DATA TO USE »
■ ■ ■ ■ ■ ■ ■

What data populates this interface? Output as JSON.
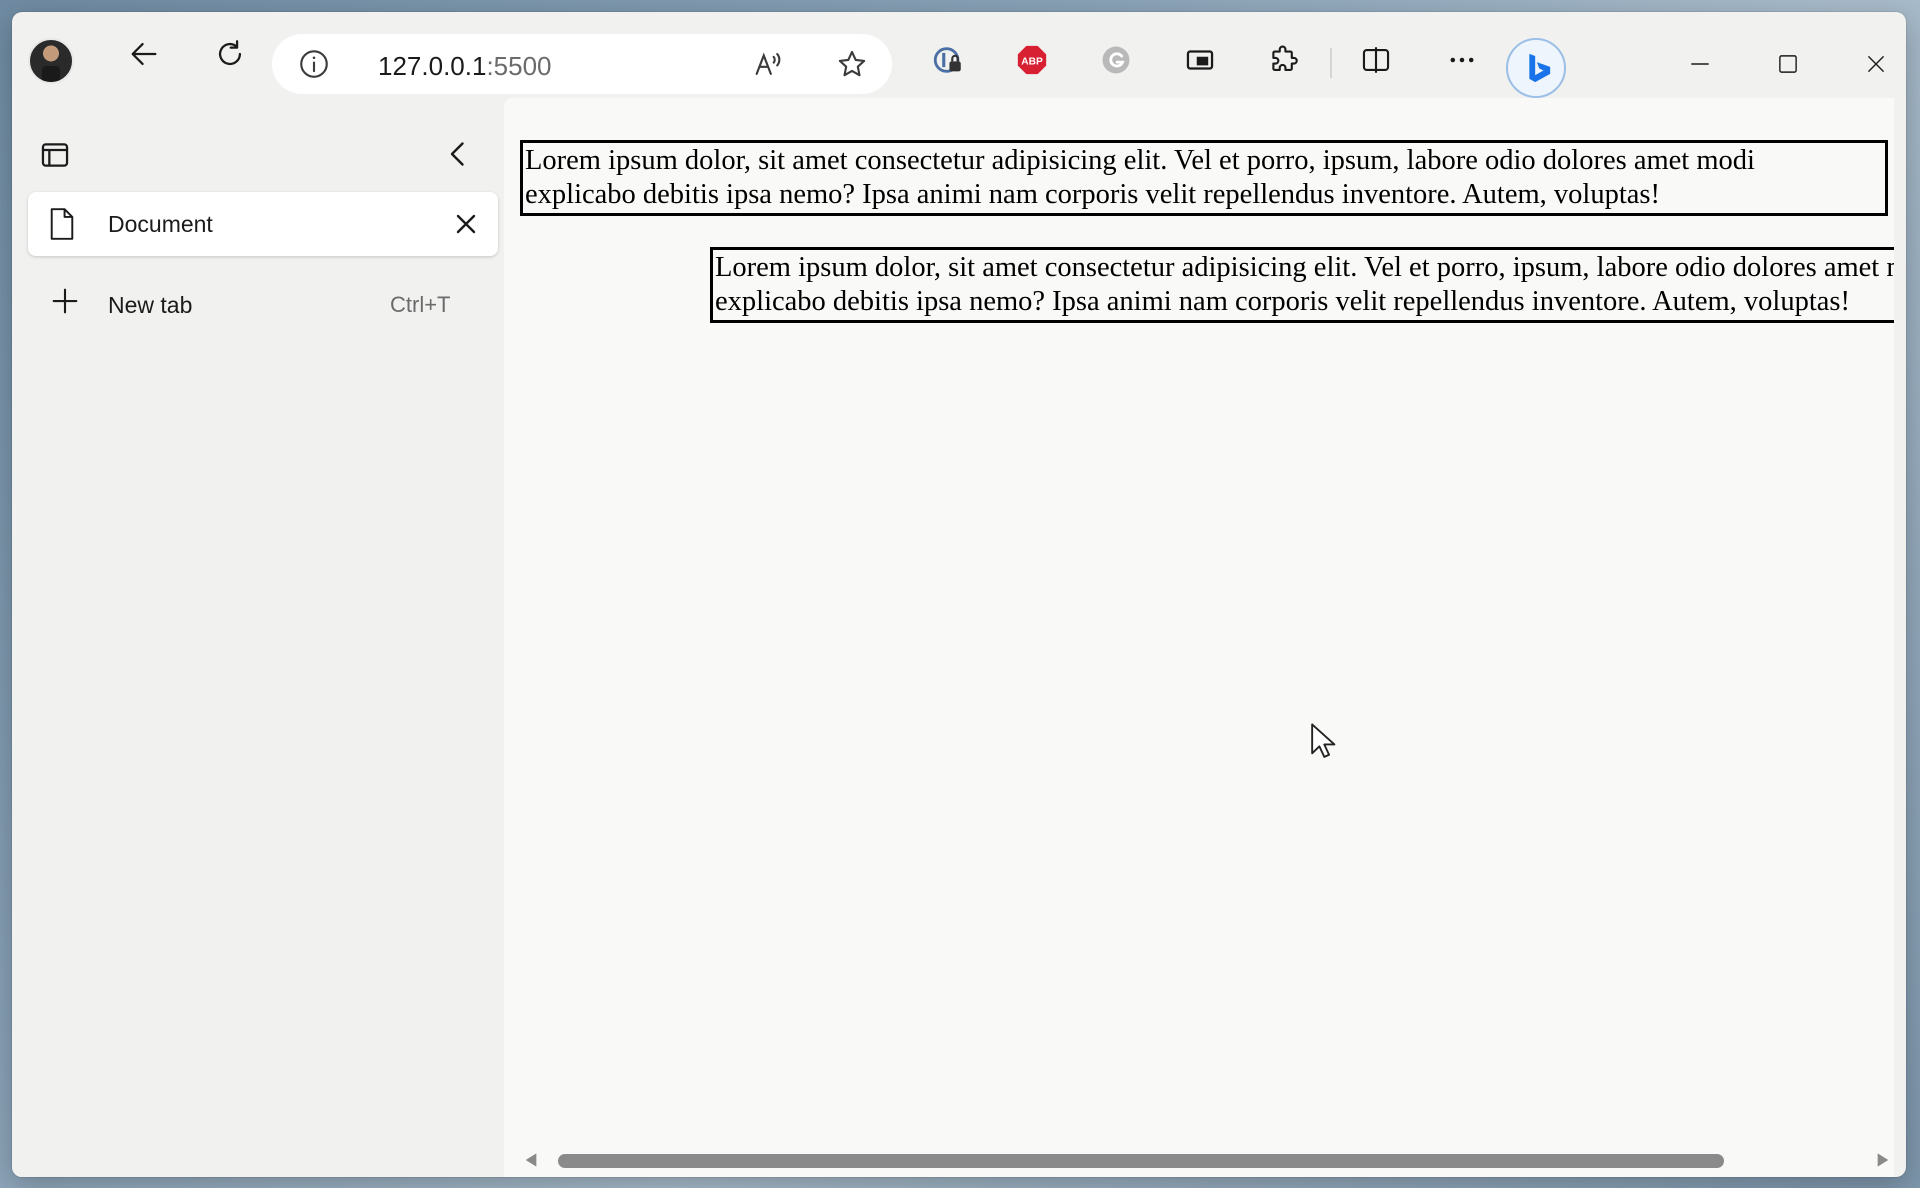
{
  "browser": {
    "address": {
      "host": "127.0.0.1",
      "port": ":5500"
    },
    "toolbar": {
      "back": "back-arrow-icon",
      "refresh": "refresh-icon",
      "site_info": "info-icon",
      "read_aloud": "read-aloud-icon",
      "favorite": "star-icon"
    },
    "extensions": [
      "password-manager-icon",
      "adblock-plus-icon",
      "grammarly-icon",
      "picture-in-picture-icon",
      "extensions-puzzle-icon",
      "split-screen-icon",
      "more-menu-icon",
      "bing-chat-icon"
    ],
    "adblock_label": "ABP"
  },
  "sidebar": {
    "tabs": [
      {
        "title": "Document"
      }
    ],
    "new_tab": {
      "label": "New tab",
      "shortcut": "Ctrl+T"
    }
  },
  "page": {
    "paragraph1": {
      "line1": "Lorem ipsum dolor, sit amet consectetur adipisicing elit. Vel et porro, ipsum, labore odio dolores amet modi",
      "line2": "explicabo debitis ipsa nemo? Ipsa animi nam corporis velit repellendus inventore. Autem, voluptas!"
    },
    "paragraph2": {
      "line1": "Lorem ipsum dolor, sit amet consectetur adipisicing elit. Vel et porro, ipsum, labore odio dolores amet modi",
      "line2": "explicabo debitis ipsa nemo? Ipsa animi nam corporis velit repellendus inventore. Autem, voluptas!"
    }
  },
  "colors": {
    "window_bg": "#f1f1f0",
    "content_bg": "#f9f9f8",
    "adblock_red": "#d72032",
    "bing_blue": "#1a73e8"
  }
}
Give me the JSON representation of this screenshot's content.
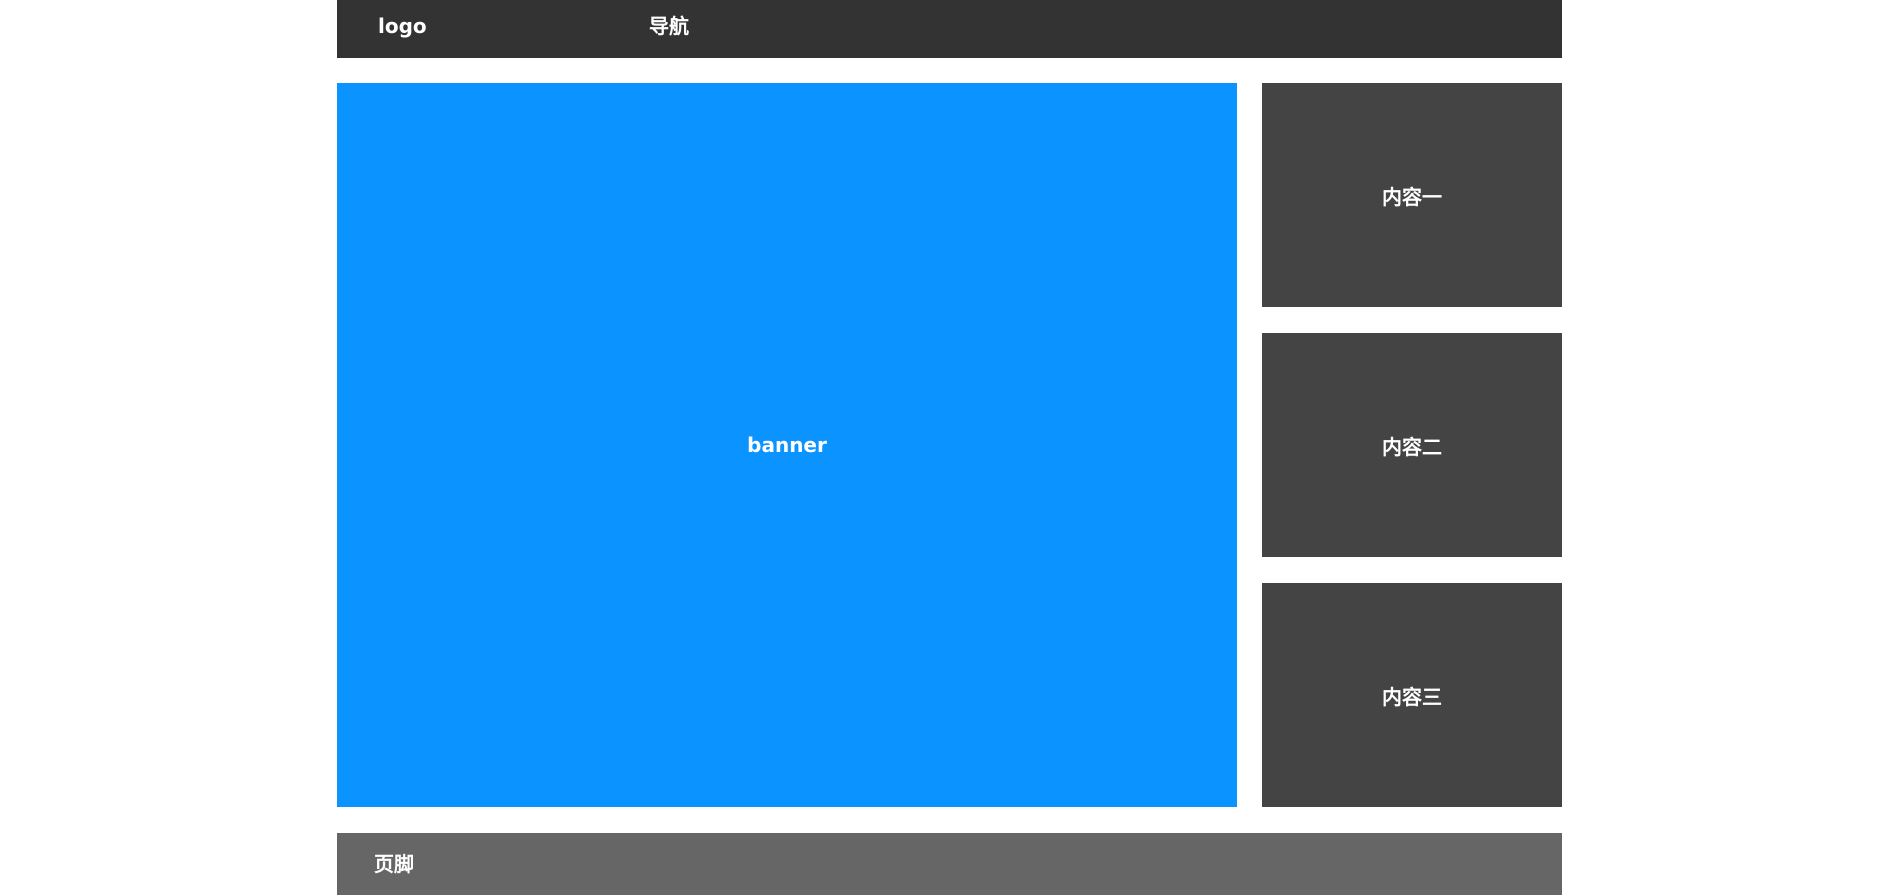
{
  "header": {
    "logo_text": "logo",
    "nav_text": "导航"
  },
  "banner": {
    "label": "banner"
  },
  "content": {
    "items": [
      {
        "label": "内容一"
      },
      {
        "label": "内容二"
      },
      {
        "label": "内容三"
      }
    ]
  },
  "footer": {
    "label": "页脚"
  },
  "colors": {
    "header_bg": "#333333",
    "banner_bg": "#0b94ff",
    "content_bg": "#444444",
    "footer_bg": "#666666",
    "text": "#ffffff"
  }
}
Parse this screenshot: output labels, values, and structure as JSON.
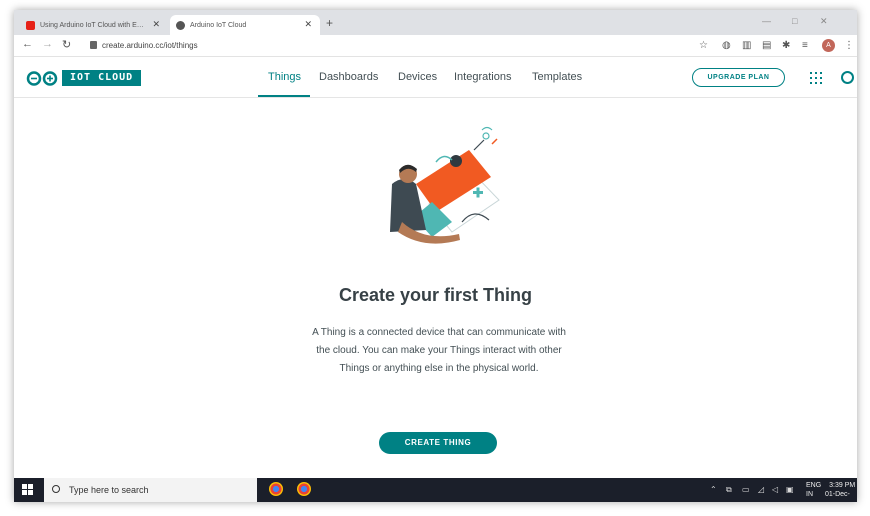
{
  "browser": {
    "tabs": [
      {
        "label": "Using Arduino IoT Cloud with E…"
      },
      {
        "label": "Arduino IoT Cloud"
      }
    ],
    "url": "create.arduino.cc/iot/things",
    "profile_initial": "A"
  },
  "header": {
    "logo_text": "IOT CLOUD",
    "nav": [
      {
        "label": "Things",
        "active": true
      },
      {
        "label": "Dashboards"
      },
      {
        "label": "Devices"
      },
      {
        "label": "Integrations"
      },
      {
        "label": "Templates"
      }
    ],
    "upgrade_label": "UPGRADE PLAN"
  },
  "main": {
    "title": "Create your first Thing",
    "description": "A Thing is a connected device that can communicate with the cloud. You can make your Things interact with other Things or anything else in the physical world.",
    "create_button_label": "CREATE THING"
  },
  "taskbar": {
    "search_placeholder": "Type here to search",
    "language": "ENG",
    "region": "IN",
    "time": "3:39 PM",
    "date": "01-Dec-"
  },
  "colors": {
    "accent": "#008184",
    "orange": "#f15a22"
  }
}
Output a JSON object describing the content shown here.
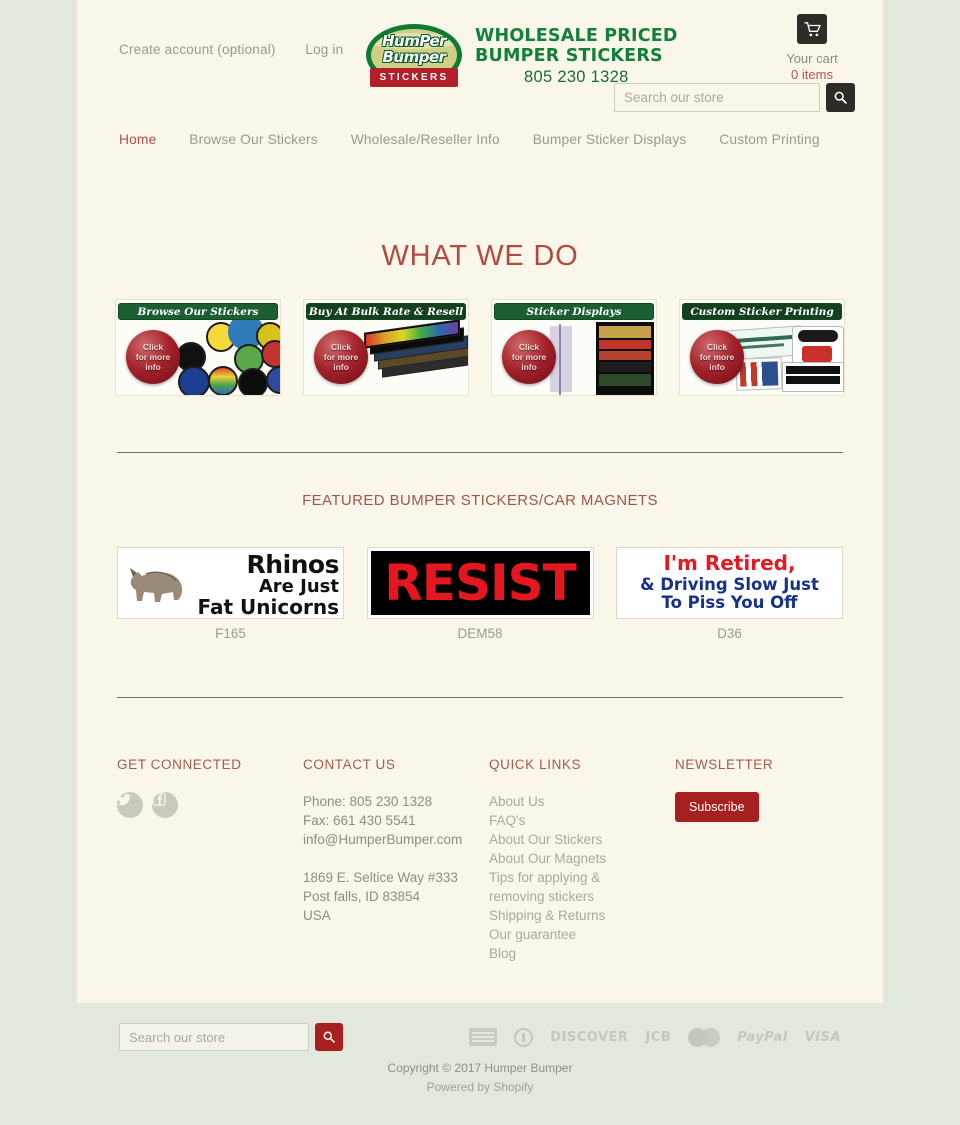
{
  "theme": {
    "page_bg": "#e3e8dd",
    "content_bg": "#faf6ea",
    "accent_red": "#b24a3f",
    "link_gray": "#9a9a8f",
    "brand_green": "#12803a",
    "button_dark": "#2f2b26",
    "button_red": "#a5201f"
  },
  "header": {
    "create_account": "Create account (optional)",
    "log_in": "Log in",
    "logo": {
      "word1": "HumPer",
      "word2": "Bumper",
      "ribbon": "STICKERS",
      "tagline_line1": "WHOLESALE PRICED",
      "tagline_line2": "BUMPER STICKERS",
      "phone": "805 230 1328"
    },
    "cart": {
      "icon": "shopping-cart-icon",
      "label": "Your cart",
      "count": "0 items"
    },
    "search": {
      "placeholder": "Search our store",
      "value": "",
      "icon": "search-icon"
    }
  },
  "nav": {
    "items": [
      {
        "label": "Home",
        "active": true
      },
      {
        "label": "Browse Our Stickers",
        "active": false
      },
      {
        "label": "Wholesale/Reseller Info",
        "active": false
      },
      {
        "label": "Bumper Sticker Displays",
        "active": false
      },
      {
        "label": "Custom Printing",
        "active": false
      }
    ]
  },
  "what_we_do": {
    "title": "WHAT WE DO",
    "tiles": [
      {
        "banner": "Browse Our Stickers",
        "orb_line1": "Click",
        "orb_line2": "for more",
        "orb_line3": "info"
      },
      {
        "banner": "Buy At Bulk Rate & Resell",
        "orb_line1": "Click",
        "orb_line2": "for more",
        "orb_line3": "info"
      },
      {
        "banner": "Sticker Displays",
        "orb_line1": "Click",
        "orb_line2": "for more",
        "orb_line3": "info"
      },
      {
        "banner": "Custom Sticker Printing",
        "orb_line1": "Click",
        "orb_line2": "for more",
        "orb_line3": "info"
      }
    ]
  },
  "featured": {
    "title": "FEATURED BUMPER STICKERS/CAR MAGNETS",
    "products": [
      {
        "code": "F165",
        "art_type": "rhino",
        "line1": "Rhinos",
        "line2": "Are Just",
        "line3": "Fat Unicorns"
      },
      {
        "code": "DEM58",
        "art_type": "resist",
        "line1": "RESIST"
      },
      {
        "code": "D36",
        "art_type": "retired",
        "line1": "I'm Retired,",
        "line2": "& Driving Slow Just",
        "line3": "To Piss You Off"
      }
    ]
  },
  "footer": {
    "get_connected": {
      "heading": "GET CONNECTED",
      "socials": [
        {
          "name": "twitter-icon"
        },
        {
          "name": "facebook-icon"
        }
      ]
    },
    "contact": {
      "heading": "CONTACT US",
      "phone": "Phone: 805 230 1328",
      "fax": "Fax: 661 430 5541",
      "email": "info@HumperBumper.com",
      "address1": "1869 E. Seltice Way #333",
      "address2": "Post falls, ID 83854",
      "address3": "USA"
    },
    "quick_links": {
      "heading": "QUICK LINKS",
      "items": [
        "About Us",
        "FAQ's",
        "About Our Stickers",
        "About Our Magnets",
        "Tips for applying & removing stickers",
        "Shipping & Returns",
        "Our guarantee",
        "Blog"
      ]
    },
    "newsletter": {
      "heading": "NEWSLETTER",
      "subscribe_label": "Subscribe"
    }
  },
  "bottom": {
    "search": {
      "placeholder": "Search our store",
      "value": "",
      "icon": "search-icon"
    },
    "payment_icons": [
      "american-express",
      "diners-club",
      "DISCOVER",
      "JCB",
      "mastercard",
      "PayPal",
      "VISA"
    ],
    "copyright": "Copyright © 2017 Humper Bumper",
    "powered_by": "Powered by Shopify"
  }
}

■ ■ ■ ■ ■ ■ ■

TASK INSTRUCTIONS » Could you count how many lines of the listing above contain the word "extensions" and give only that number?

WORKED SOLUTION » 2